THE coup d’etat is blotted out
With fresher blood, with blacker crime,—
As midnight horrors put to rout
The vaguer ghosts of twilight-time.
“Greeting from those who are to die!—
Hail Caesar!”—Draw the curtains round.
In vain!—That mournful mocking cry
Pierces the purple with its sound.
And they who raise it enter too,—
With spectral looks and noiseless tread,—
Unbidden, hold their dread review,
Beside the Emperor’s very bed.
They sought in his deserted tent;
They found him in the German camp.
They tarry till the oil be spent
That feeds his life’s poor flickering lamp.
The hope of France,—the “gilded youth,”—
So answering the trumpet’s peal

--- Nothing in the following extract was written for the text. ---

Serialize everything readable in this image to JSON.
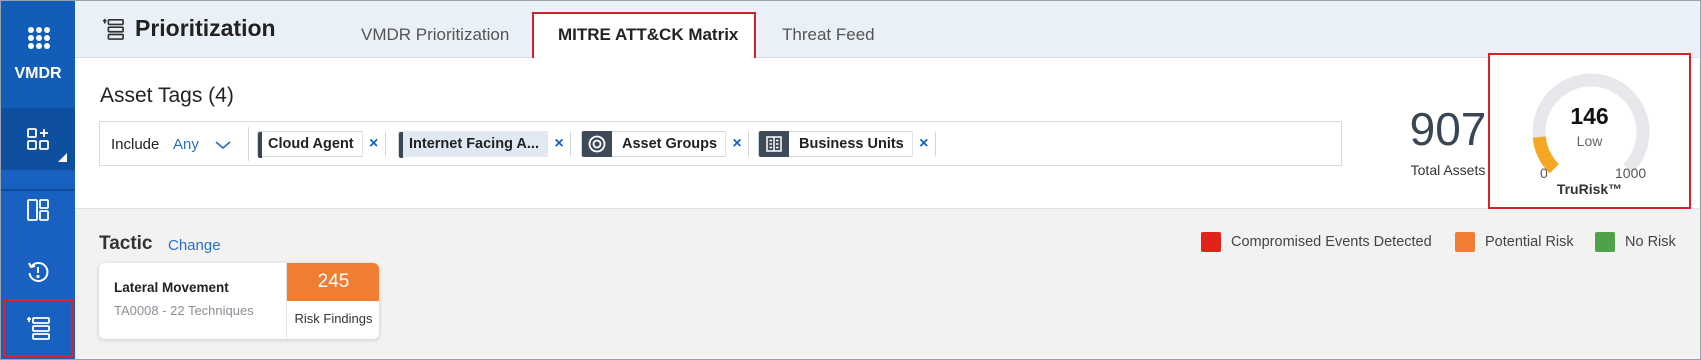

As if revealing how, in sooth,
The gilding oft o’erlies the steel.
Soldiers Algeria’s sun has spared;
Heroes from Russia’s fire and frost;
Grey veterans,—scarred and scanty-haired,—
Who wept at word of eagles lost.
Workmen, who leave the rattling looms
To ply, perforce, a deadlier trade;
Students, who quit their cloudy rooms
To step within a heavier shade.
Slow-breaking hearts that suffer long,—
Blinded and chilled ’neath love’s eclipse;
Singing no more the happy song
By horror frozen on their lips.
From castled cities battle-proof,
They press to the accusing ranks,—
From cottage walls,—from canvas roof,—
Ere passing to the Stygian banks.
The thousands famine yet shall waste,—
The holocaust disease will claim,—
As to God’s Judgment-Bar they haste,
They gaze on him who is to blame.
“Hail Caesar!”—While Napoleon’s star
From yon horizon beams “Farewell!”
Setting in exile,—where, afar,
The children of St. Louis dwell.
Come from the past,—once-dreaded ghosts,
Whose number and whose names he knew!—
The future plants,—at countless posts,—
Sentries more terrible than you!